In terms of the App the Neeto is better. It's continually evolving and they have been doing it longer than Miele. It's better in terms of options and zone control and ability to deal with issues.
Both robots suffer from the same issues of cables. These vacuum robots will inevitably get stuck on a cable or get tangled in one. However the Miele has shown itself to be better at getting out of issues (such as trapped chair legs, weird lamp bases, etc.) than the Neeto. They both do a good job to be fair but over a 5 night period I will get on average a stuck “Help” call once a night. (Yes they let you know when they are stuck by sending texts to your phone. The Miele only got stuck twice. This is important because if you are sleeping you need to trust the robot is not going to wake you all the time and if you go out it's frustrating coming back and the robot has been stuck and didn't clean.

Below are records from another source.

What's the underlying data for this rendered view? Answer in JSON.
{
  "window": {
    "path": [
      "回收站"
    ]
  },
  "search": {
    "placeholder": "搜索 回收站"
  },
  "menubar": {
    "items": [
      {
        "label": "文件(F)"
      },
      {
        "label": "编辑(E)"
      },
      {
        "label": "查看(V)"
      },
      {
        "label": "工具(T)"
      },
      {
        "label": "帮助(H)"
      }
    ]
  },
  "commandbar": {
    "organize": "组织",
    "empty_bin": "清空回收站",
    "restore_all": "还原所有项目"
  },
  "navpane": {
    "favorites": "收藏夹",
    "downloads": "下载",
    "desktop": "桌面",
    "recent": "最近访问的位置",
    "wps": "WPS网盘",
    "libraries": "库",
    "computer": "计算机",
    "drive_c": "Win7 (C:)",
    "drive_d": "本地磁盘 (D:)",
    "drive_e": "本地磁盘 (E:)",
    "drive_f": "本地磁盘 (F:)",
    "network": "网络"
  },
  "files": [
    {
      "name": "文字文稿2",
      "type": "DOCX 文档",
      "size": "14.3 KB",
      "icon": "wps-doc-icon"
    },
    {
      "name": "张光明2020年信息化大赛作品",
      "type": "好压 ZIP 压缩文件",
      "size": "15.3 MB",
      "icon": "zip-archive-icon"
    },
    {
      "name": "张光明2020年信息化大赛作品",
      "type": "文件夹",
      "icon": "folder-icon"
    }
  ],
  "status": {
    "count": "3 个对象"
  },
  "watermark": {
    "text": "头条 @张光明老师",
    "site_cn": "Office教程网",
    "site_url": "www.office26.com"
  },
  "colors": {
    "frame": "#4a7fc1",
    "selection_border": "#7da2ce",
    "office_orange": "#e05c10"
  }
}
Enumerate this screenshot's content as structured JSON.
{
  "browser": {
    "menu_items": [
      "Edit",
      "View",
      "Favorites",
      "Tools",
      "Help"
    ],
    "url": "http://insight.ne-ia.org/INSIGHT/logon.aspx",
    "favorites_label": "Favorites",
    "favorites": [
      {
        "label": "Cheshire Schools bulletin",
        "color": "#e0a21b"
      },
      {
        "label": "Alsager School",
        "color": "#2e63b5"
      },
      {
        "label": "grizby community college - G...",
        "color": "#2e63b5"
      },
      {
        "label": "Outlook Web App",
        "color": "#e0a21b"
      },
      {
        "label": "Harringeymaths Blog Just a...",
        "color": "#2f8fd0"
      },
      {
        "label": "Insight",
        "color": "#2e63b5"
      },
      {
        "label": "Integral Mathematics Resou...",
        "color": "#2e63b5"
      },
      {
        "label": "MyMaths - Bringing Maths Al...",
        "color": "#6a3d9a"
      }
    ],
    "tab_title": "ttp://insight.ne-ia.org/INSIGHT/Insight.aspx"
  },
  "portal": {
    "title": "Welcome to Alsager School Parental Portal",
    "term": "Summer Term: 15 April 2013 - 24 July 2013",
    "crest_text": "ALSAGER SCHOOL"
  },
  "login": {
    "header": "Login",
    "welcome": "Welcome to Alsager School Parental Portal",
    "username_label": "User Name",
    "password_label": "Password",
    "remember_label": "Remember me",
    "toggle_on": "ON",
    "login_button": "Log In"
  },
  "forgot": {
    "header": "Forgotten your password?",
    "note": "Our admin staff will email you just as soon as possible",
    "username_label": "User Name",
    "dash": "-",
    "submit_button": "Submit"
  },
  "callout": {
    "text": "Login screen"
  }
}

Both Robots have the ability to find their way home, re-charge and get the job done by going out again to complete the task if necessary. Over the last year I would say the Neeto has failed to make it home twice. Due to doors being bumped shut by the robot and making it impossible to get home. I will imagine the RX2 will have the same problem.
All in all for me it's a very very close call. I'm really fond of the Miele and the shorted battery life isn't really an issue as it just means it goes back to charge more often, but who cares? You generally start the cleaning cycle when you are not there for a few hours anyway.
Best Tips I can offer are:
Make sure all doors for where you want to clean are open and can't be closed
Make sure curtains and cables are off the floor if possible. (Curtains will slow and occasionally trap the robot and cables will do the same)
Look at chairs and table legs and lamp bases … they can all cause robots to get stuck.
Think carefully before running at night (Remember they will beep and text if they get stuck)
Remember to clean the dust box every time
These work best on smooth flooring …. Carpets not so much
Get 2 if you have an upstairs and downstairs. (We just use one for downstairs and it helps loads with dog hair.
Mar 18, 2019